But increased content offerings did not translate to increased participation. PNBA executive director Brian Juenemann noted that while librarian members came in greater numbers and publisher employees attended more sessions than in the past, overall attendance was down 40% from last year’s in-person show. “This fall’s sample tells us we can’t make a wholesale shift without putting the association in jeopardy,” he said.

Carrie Obry, executive director of the Midwest Independent Booksellers Association, agreed on the need for a return to large-scale, in-person gatherings and said she will look to use digital content in other settings during the year. The virtual Heartland Summer, cosponsored with Great Lakes Independent Booksellers Association, had more than 700 participants—the same as last year’s regular fall conference in Cleveland.

Obry said that there were perks to a virtual event, including the ease of setting up the show. But in the end, “so much of the magic doesn’t come through,” she noted. “The moment when an author puts a signed book in an attendees hands is something we never want to lose.”

Danny Caine, owner of the Raven in Lawrence, Kans., agreed. “I would be devastated to lose in-person shows,” he said. But, he added, “I think there’s much to do to improve their accessibility, and hybrid is one possible path.”

Increased participation at the New England Independent Booksellers Association’s conference highlighted just how important accessibility concerns are for booksellers, according to NEIBA executive director Beth Ineson. “Frontline booksellers who wouldn’t have been able to make the trip to Providence were able to attend multiple sessions on multiple days,” she said. “Folks who own small and micro stores were able to tune in to sessions even as they packed web orders and ran the register.”

Even before the pandemic, Ineson had been exploring ways to use online content to meet the needs of those members. “Being forced to meet online handed me a solution,” she said, noting that while attendance was down 22%, “the diversity of who attended was significantly higher.” Specific events and session also drew notably higher attendance, including the author reception, where participation was up 25% over last year, and the rep picks session, where attendance was up 70%.

Accessibility made all the difference at the combined New Atlantic Independent Booksellers Association and Southern Independent Booksellers Association’s New Voices New Rooms conference. Attendance from SIBA members increased 50%–53%, according to executive director Linda-Marie Barrett, while attendance from NAIBA members was up 35%. Members were clear that the virtual format was the deciding factor for them. “I’ve received a lot of emails from members in which they’ve told me that they’ve never been able to come to a show because of financial reasons,” she said.
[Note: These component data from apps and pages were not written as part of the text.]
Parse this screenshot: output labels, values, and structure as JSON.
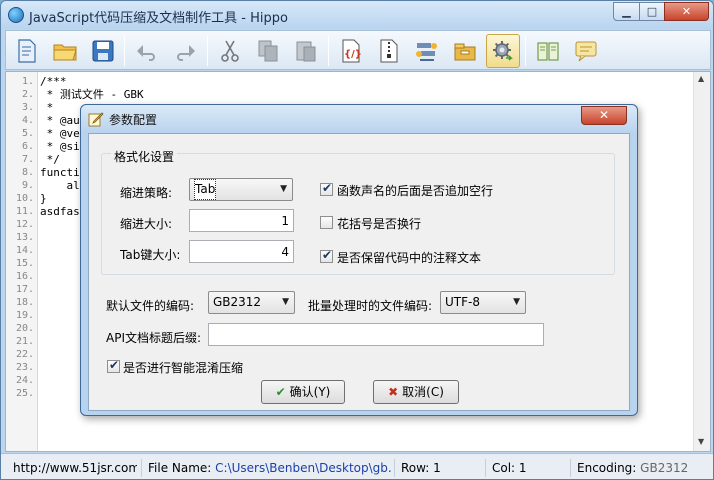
{
  "window": {
    "title": "JavaScript代码压缩及文档制作工具 - Hippo",
    "minimize": "▁",
    "maximize": "□",
    "close": "✕"
  },
  "toolbar": {
    "icons": [
      "new-document-icon",
      "open-folder-icon",
      "save-icon",
      "undo-icon",
      "redo-icon",
      "cut-icon",
      "copy-icon",
      "paste-icon",
      "compress-js-icon",
      "zip-file-icon",
      "tools-icon",
      "folder-box-icon",
      "settings-gear-icon",
      "book-icon",
      "message-icon"
    ]
  },
  "editor": {
    "line_numbers": [
      "1.",
      "2.",
      "3.",
      "4.",
      "5.",
      "6.",
      "7.",
      "8.",
      "9.",
      "10.",
      "11.",
      "12.",
      "13.",
      "14.",
      "15.",
      "16.",
      "17.",
      "18.",
      "19.",
      "20.",
      "21.",
      "22.",
      "23.",
      "24.",
      "25."
    ],
    "lines": [
      "/***",
      " * 测试文件 - GBK",
      " *",
      " * @aut",
      " * @ver",
      " * @sin",
      " */",
      "functio",
      "    al",
      "}",
      "asdfasd",
      "",
      "",
      "",
      "",
      "",
      "",
      "",
      "",
      "",
      "",
      "",
      "",
      "",
      ""
    ]
  },
  "statusbar": {
    "website": "http://www.51jsr.com",
    "filename_label": "File Name:",
    "filename": "C:\\Users\\Benben\\Desktop\\gb.js",
    "row": "Row: 1",
    "col": "Col: 1",
    "encoding_label": "Encoding:",
    "encoding": "GB2312"
  },
  "dialog": {
    "title": "参数配置",
    "close": "✕",
    "format_group": "格式化设置",
    "indent_strategy_label": "缩进策略:",
    "indent_strategy_value": "Tab",
    "indent_size_label": "缩进大小:",
    "indent_size_value": "1",
    "tab_size_label": "Tab键大小:",
    "tab_size_value": "4",
    "cb_func_space": {
      "label": "函数声名的后面是否追加空行",
      "checked": true
    },
    "cb_brace_newline": {
      "label": "花括号是否换行",
      "checked": false
    },
    "cb_keep_comments": {
      "label": "是否保留代码中的注释文本",
      "checked": true
    },
    "default_encoding_label": "默认文件的编码:",
    "default_encoding_value": "GB2312",
    "batch_encoding_label": "批量处理时的文件编码:",
    "batch_encoding_value": "UTF-8",
    "api_suffix_label": "API文档标题后缀:",
    "api_suffix_value": "",
    "cb_smart_obfuscate": {
      "label": "是否进行智能混淆压缩",
      "checked": true
    },
    "ok_button": "确认(Y)",
    "cancel_button": "取消(C)"
  }
}
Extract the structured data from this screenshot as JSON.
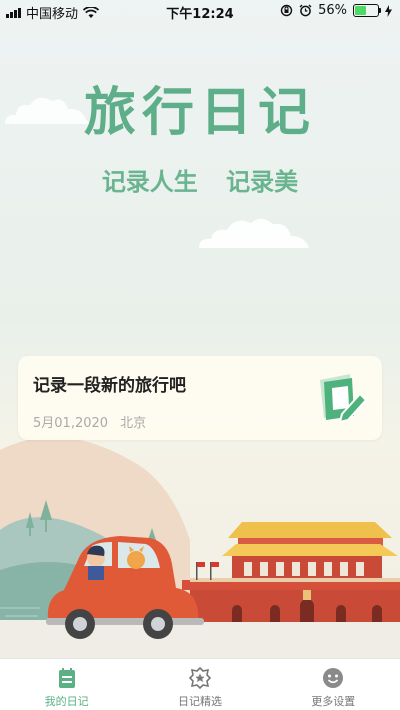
{
  "status_bar": {
    "carrier": "中国移动",
    "time": "下午12:24",
    "battery_level": 0.56,
    "battery_text": "56%"
  },
  "hero": {
    "title": "旅行日记",
    "subtitle_parts": [
      "记录人生",
      "记录美"
    ]
  },
  "card": {
    "title": "记录一段新的旅行吧",
    "date": "5月01,2020",
    "location": "北京",
    "action_icon": "edit-icon"
  },
  "tabs": [
    {
      "label": "我的日记",
      "icon": "diary-icon",
      "active": true
    },
    {
      "label": "日记精选",
      "icon": "star-badge-icon",
      "active": false
    },
    {
      "label": "更多设置",
      "icon": "smile-icon",
      "active": false
    }
  ],
  "colors": {
    "accent": "#5fae8a",
    "tab_active": "#5bb184",
    "card_bg": "#fffdf0"
  }
}
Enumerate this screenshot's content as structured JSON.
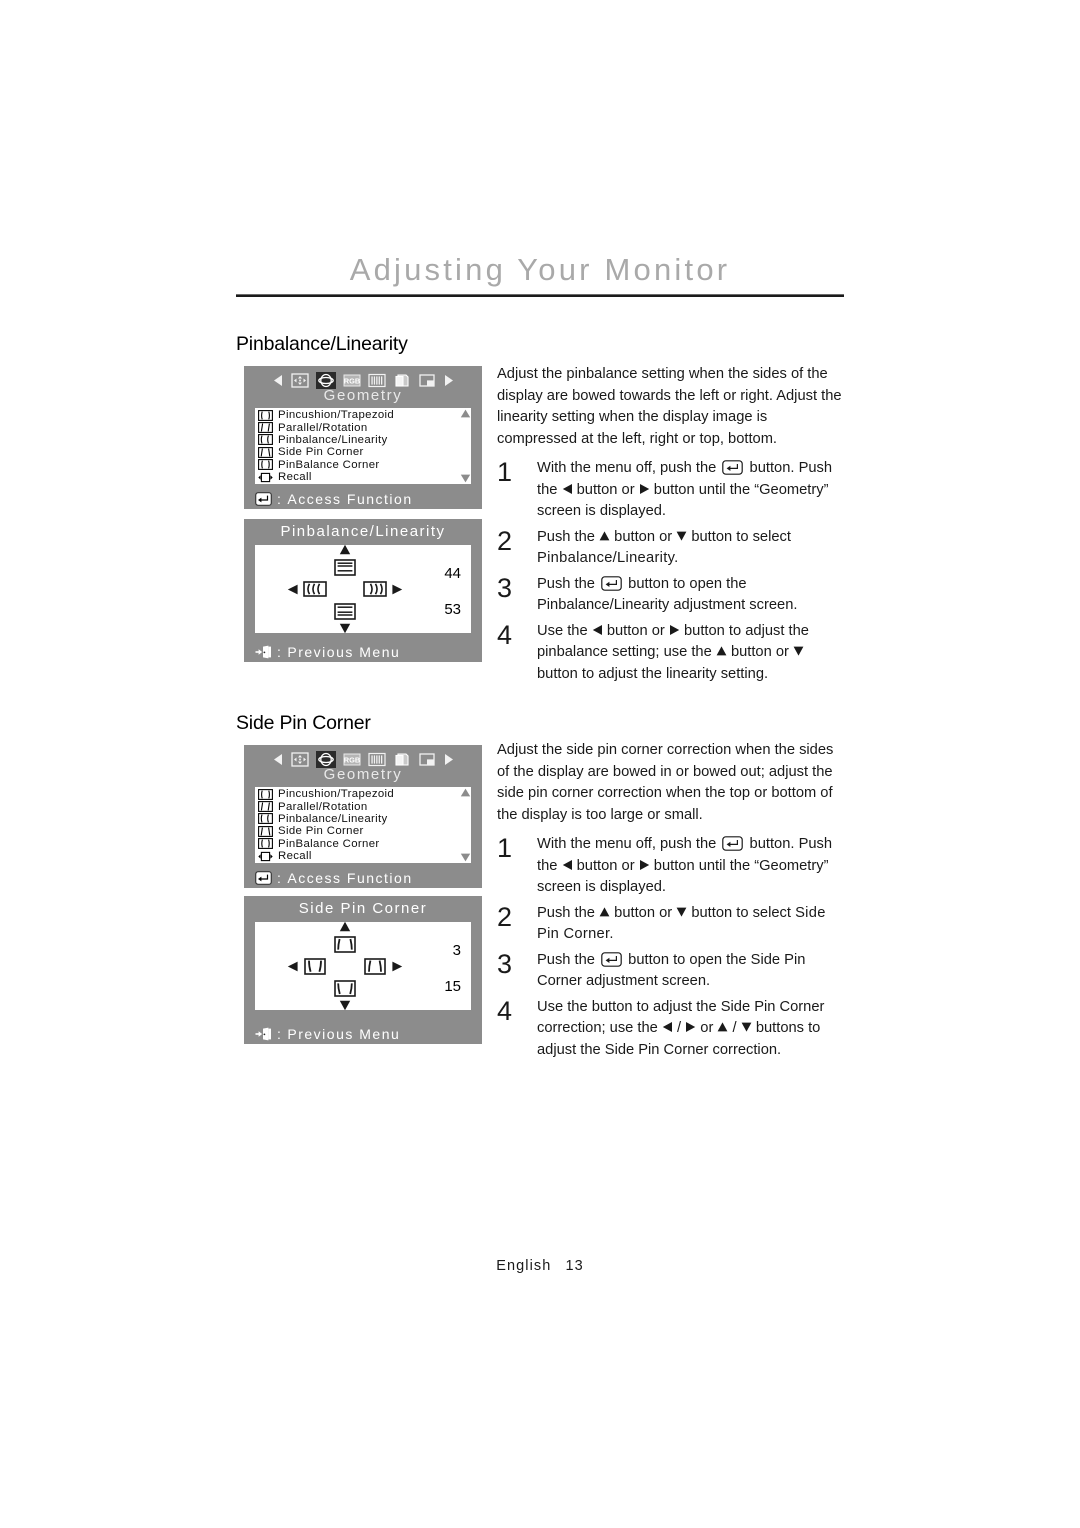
{
  "header": {
    "title": "Adjusting Your Monitor"
  },
  "sections": [
    {
      "heading": "Pinbalance/Linearity",
      "intro": "Adjust the pinbalance setting when the sides of the display are bowed towards the left or right. Adjust the linearity setting when the display image is compressed at the left, right or top, bottom.",
      "steps": [
        {
          "num": "1",
          "line1_a": "With the menu off, push the",
          "line1_b": "button.",
          "line2_a": "Push the",
          "line2_b": "button or",
          "line2_c": "button until the",
          "line3": "“Geometry” screen is displayed."
        },
        {
          "num": "2",
          "line1_a": "Push the",
          "line1_b": "button or",
          "line1_c": "button to select",
          "line2": "Pinbalance/Linearity."
        },
        {
          "num": "3",
          "line1_a": "Push the",
          "line1_b": "button to open the",
          "line2": "Pinbalance/Linearity adjustment screen."
        },
        {
          "num": "4",
          "line1_a": "Use the",
          "line1_b": "button or",
          "line1_c": "button to adjust the",
          "line2_a": "pinbalance setting; use the",
          "line2_b": "button or",
          "line3_b": "button to adjust the linearity setting."
        }
      ]
    },
    {
      "heading": "Side Pin Corner",
      "intro": "Adjust the side pin corner correction when the sides of the display are bowed in or bowed out; adjust the side pin corner correction when the top or bottom of the display is too large or small.",
      "steps": [
        {
          "num": "1",
          "line1_a": "With the menu off, push the",
          "line1_b": "button.",
          "line2_a": "Push the",
          "line2_b": "button or",
          "line2_c": "button until the",
          "line3": "“Geometry” screen is displayed."
        },
        {
          "num": "2",
          "line1_a": "Push the",
          "line1_b": "button or",
          "line1_c": "button to select",
          "line2": "Side Pin Corner."
        },
        {
          "num": "3",
          "line1_a": "Push the",
          "line1_b": "button to open the Side Pin",
          "line2": "Corner adjustment screen."
        },
        {
          "num": "4",
          "line1": "Use the button to adjust the Side Pin Corner",
          "line2_a": "correction; use the",
          "line2_b": "/",
          "line2_c": "or",
          "line2_d": "/",
          "line3_b": "buttons to adjust the Side Pin Corner",
          "line4": "correction."
        }
      ]
    }
  ],
  "osd": {
    "geometry_menu": {
      "category_title": "Geometry",
      "iconbar": [
        "left-arrow-icon",
        "position-icon",
        "geometry-icon",
        "rgb-icon",
        "moire-icon",
        "osd-icon",
        "information-icon",
        "right-arrow-icon"
      ],
      "selected_icon_index": 2,
      "items": [
        {
          "icon": "pincushion-trapezoid-icon",
          "label": "Pincushion/Trapezoid"
        },
        {
          "icon": "parallel-rotation-icon",
          "label": "Parallel/Rotation"
        },
        {
          "icon": "pinbalance-linearity-icon",
          "label": "Pinbalance/Linearity"
        },
        {
          "icon": "side-pin-corner-icon",
          "label": "Side Pin Corner"
        },
        {
          "icon": "pinbalance-corner-icon",
          "label": "PinBalance Corner"
        },
        {
          "icon": "recall-icon",
          "label": "Recall"
        }
      ],
      "footer_label": "Access Function",
      "footer_icon": "enter-key-icon"
    },
    "pinbalance_adjust": {
      "title": "Pinbalance/Linearity",
      "value_top": "44",
      "value_bottom": "53",
      "footer_label": "Previous Menu",
      "footer_icon": "exit-door-icon"
    },
    "sidepin_adjust": {
      "title": "Side Pin Corner",
      "value_top": "3",
      "value_bottom": "15",
      "footer_label": "Previous Menu",
      "footer_icon": "exit-door-icon"
    }
  },
  "footer": {
    "language": "English",
    "page_number": "13"
  },
  "colors": {
    "osd_background": "#8c8c8c",
    "osd_panel": "#ffffff",
    "header_title": "#a9a9a9",
    "rule": "#1a1a1a",
    "body_text": "#1a1a1a"
  }
}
NAIBA executive director Eileen Dengler added that it was important for booksellers to see the expanded programming opportunities afforded by the digital format. She observed different booksellers taking turns viewing from their stores’ Zoom accounts, indicating that attendance was even higher than the 856 who registered. She added that the success of the conference is something to build on. “We’ve put so much energy, staff, and time into building this platform that SIBA and NAIBA would like to keep it alive and keep it active for other events.”

NAIBA board member Erin Matthews, owner of Maryland’s Books with a Past bookstores, noted that the digital format made it easier to get her conference work done. “I hate to say it, because I really do miss the in-person conference,” she said, “but I get so much more out of the Pick of the List sessions in this format than in a busy dining room. I’ve added at least three orders because of the virtual Pick of the List.”

Many directors of the regional associations said they intend to turn to their members for takeaways like Matthews’s before making any big decisions. For Barrett and Dengler, a return to an annual in-person gathering is still a major goal, but Barrett said she is certain that whatever lies ahead for the fall regionals will be deeply transformed by this fall’s experiences. “Some of the [older] models feel tired,” she said. “My thinking is, we may not gather as we did, but we will still gather in person. In bigger and maybe in smaller ways, too, but in significant ways.”